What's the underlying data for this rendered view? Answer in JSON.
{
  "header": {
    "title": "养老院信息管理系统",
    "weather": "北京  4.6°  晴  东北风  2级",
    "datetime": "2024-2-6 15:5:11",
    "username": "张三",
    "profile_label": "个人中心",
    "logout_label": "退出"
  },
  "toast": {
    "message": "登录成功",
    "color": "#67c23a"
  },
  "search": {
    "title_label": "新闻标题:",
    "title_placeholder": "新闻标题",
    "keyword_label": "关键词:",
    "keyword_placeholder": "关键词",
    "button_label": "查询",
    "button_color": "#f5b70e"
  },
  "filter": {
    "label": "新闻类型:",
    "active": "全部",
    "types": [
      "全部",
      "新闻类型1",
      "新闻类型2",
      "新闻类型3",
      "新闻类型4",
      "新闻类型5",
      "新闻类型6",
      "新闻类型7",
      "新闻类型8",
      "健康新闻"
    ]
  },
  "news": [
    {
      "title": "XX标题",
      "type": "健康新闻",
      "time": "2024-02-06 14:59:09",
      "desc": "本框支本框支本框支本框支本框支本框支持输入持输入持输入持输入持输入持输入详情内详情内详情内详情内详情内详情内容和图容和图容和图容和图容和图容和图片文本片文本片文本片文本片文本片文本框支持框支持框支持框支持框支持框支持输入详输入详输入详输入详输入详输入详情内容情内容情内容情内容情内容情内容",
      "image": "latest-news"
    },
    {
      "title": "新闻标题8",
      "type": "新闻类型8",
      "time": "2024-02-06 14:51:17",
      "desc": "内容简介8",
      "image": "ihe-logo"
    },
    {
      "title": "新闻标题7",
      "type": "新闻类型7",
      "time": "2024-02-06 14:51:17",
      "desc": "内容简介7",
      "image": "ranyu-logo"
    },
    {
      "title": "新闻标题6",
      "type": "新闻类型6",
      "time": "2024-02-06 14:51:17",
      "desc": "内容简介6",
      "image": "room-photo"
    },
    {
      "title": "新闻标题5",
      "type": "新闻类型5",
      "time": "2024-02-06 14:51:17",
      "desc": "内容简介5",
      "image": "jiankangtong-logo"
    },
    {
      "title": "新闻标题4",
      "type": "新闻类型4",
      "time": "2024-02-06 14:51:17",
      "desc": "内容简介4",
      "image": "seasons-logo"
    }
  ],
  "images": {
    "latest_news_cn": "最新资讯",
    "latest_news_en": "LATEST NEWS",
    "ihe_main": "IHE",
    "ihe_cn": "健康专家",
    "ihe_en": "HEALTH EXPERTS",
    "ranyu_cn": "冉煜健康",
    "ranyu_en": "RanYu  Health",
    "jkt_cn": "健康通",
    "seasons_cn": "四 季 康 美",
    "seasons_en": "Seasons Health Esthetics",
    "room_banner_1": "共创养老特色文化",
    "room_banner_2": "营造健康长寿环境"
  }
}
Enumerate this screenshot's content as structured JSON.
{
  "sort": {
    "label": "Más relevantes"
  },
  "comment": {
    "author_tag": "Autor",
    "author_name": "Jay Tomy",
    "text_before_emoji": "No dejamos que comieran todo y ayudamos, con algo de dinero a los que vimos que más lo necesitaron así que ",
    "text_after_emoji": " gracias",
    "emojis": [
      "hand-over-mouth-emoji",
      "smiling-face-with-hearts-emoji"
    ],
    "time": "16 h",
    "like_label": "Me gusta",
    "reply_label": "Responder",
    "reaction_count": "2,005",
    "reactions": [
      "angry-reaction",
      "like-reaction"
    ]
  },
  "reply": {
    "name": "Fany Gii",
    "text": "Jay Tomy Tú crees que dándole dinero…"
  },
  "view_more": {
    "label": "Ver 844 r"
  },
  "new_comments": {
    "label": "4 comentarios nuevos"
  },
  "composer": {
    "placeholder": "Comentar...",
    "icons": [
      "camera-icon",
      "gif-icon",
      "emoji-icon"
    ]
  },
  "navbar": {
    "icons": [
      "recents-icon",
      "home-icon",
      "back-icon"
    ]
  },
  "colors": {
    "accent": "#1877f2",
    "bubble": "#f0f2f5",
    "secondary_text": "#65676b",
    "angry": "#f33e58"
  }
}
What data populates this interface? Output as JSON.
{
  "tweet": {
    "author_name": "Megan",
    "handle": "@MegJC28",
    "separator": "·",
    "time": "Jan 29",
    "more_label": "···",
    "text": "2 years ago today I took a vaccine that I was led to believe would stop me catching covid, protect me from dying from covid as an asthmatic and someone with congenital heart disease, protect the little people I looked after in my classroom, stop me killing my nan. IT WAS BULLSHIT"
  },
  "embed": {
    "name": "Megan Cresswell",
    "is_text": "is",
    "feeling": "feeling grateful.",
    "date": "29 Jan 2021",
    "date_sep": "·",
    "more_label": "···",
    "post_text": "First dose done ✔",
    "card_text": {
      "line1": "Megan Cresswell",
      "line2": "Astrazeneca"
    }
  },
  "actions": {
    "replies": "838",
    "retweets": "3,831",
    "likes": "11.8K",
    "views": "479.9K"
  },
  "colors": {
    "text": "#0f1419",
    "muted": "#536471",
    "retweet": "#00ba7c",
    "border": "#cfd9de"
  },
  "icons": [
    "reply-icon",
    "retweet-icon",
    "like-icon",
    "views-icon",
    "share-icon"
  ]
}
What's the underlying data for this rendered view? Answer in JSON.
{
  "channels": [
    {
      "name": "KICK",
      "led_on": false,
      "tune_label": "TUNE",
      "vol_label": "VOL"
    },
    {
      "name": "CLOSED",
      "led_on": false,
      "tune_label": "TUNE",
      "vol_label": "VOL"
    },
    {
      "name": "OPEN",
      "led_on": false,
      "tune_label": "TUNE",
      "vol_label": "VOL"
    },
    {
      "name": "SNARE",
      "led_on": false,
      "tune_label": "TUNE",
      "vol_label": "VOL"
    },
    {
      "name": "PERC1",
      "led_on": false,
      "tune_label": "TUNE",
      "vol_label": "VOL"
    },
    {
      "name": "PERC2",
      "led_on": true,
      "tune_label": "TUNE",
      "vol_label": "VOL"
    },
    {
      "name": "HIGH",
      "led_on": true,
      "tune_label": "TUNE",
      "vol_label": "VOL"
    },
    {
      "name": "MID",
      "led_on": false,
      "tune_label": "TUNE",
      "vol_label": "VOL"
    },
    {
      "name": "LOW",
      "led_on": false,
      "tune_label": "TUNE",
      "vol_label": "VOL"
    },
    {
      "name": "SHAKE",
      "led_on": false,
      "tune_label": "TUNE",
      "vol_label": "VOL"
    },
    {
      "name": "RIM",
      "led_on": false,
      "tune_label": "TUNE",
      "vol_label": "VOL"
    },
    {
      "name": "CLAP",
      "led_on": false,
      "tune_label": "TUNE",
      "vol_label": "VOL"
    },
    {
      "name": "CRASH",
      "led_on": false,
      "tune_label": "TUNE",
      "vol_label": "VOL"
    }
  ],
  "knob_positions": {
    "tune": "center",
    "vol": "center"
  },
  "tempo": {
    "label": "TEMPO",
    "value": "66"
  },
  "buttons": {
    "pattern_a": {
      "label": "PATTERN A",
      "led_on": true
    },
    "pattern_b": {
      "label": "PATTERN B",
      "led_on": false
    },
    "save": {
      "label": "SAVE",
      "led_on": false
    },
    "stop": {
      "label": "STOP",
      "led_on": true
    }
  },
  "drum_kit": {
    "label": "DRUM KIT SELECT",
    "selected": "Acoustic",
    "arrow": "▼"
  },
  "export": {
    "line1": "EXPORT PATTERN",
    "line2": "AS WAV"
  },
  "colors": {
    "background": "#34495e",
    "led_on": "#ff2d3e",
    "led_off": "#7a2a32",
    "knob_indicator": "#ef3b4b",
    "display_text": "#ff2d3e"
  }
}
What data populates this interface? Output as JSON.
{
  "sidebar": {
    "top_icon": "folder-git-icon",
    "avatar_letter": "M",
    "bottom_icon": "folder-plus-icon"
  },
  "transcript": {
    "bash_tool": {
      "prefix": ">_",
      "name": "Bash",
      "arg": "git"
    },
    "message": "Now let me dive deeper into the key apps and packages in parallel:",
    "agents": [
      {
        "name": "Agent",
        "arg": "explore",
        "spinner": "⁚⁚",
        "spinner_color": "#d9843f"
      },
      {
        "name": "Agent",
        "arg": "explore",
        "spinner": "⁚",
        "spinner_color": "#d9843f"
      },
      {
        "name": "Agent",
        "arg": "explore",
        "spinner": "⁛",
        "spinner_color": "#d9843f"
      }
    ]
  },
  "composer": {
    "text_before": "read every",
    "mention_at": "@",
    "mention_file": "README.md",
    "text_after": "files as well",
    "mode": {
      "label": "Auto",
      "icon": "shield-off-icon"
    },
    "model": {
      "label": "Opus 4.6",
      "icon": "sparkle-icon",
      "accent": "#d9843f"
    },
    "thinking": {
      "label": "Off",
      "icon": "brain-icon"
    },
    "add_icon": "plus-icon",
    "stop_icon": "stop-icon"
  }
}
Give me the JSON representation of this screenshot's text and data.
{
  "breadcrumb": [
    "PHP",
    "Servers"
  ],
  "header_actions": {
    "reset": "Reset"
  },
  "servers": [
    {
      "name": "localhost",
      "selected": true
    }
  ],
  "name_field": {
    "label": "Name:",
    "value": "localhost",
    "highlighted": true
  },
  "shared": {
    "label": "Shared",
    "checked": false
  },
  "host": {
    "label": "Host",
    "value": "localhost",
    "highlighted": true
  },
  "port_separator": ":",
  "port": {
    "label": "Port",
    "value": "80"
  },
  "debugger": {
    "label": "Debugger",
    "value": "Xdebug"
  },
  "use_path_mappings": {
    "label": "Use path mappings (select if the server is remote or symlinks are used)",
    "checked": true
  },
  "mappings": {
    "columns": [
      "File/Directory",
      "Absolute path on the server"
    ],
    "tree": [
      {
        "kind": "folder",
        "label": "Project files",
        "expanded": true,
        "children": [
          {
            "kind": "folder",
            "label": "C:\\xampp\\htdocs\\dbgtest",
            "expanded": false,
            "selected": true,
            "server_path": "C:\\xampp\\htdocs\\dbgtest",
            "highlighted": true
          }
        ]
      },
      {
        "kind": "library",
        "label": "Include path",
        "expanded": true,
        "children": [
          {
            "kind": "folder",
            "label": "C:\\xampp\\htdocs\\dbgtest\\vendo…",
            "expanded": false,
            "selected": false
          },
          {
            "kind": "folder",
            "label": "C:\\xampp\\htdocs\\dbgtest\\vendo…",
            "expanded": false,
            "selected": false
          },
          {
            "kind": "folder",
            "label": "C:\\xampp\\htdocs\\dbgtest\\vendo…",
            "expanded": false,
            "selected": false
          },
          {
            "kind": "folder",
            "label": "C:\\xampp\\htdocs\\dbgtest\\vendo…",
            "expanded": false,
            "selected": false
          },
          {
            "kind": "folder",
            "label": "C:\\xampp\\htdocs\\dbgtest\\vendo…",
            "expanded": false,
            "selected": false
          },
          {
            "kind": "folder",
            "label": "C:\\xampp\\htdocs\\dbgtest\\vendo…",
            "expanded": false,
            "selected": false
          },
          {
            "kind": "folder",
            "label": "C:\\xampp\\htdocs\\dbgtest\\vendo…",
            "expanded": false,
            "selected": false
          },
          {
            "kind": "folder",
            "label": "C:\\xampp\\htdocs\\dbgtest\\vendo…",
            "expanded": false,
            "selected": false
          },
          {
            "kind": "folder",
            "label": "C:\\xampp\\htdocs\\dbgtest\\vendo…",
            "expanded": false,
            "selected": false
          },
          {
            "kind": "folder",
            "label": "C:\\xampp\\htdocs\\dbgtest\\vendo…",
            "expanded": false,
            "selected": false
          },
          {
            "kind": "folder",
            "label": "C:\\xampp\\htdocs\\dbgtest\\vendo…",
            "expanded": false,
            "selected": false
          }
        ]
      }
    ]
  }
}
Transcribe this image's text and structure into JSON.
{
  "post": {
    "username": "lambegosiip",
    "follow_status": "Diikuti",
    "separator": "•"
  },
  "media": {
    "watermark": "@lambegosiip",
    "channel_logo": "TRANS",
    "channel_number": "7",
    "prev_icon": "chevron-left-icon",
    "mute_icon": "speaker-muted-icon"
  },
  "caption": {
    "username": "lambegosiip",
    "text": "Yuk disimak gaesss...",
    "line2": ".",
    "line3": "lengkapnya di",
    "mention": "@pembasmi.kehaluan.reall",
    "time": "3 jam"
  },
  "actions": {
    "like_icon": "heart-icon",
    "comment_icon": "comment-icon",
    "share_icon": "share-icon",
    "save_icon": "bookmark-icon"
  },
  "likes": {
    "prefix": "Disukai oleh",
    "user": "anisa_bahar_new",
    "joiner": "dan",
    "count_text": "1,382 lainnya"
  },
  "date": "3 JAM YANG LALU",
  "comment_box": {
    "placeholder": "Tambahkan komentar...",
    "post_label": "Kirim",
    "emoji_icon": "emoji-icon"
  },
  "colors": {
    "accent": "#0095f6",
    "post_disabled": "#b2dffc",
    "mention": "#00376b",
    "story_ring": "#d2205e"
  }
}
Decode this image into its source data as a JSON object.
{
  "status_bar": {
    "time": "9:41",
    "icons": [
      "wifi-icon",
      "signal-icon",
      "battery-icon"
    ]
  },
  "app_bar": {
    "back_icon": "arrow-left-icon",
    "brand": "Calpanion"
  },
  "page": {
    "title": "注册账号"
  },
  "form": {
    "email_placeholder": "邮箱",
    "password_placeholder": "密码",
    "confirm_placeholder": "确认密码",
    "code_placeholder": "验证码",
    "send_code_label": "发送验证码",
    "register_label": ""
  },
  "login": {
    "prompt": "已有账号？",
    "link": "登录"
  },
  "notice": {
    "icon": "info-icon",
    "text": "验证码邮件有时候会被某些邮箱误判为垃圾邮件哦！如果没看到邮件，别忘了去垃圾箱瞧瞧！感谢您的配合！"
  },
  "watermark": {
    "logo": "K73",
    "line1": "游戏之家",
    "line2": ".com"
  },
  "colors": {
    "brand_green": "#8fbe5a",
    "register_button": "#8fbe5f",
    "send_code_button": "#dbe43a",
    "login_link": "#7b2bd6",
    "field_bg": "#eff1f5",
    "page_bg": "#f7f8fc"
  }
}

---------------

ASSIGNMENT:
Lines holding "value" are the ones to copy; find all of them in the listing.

REPLY:
    "value": "66"
    "value": "localhost",
    "value": "localhost",
    "value": "80"
    "value": "Xdebug"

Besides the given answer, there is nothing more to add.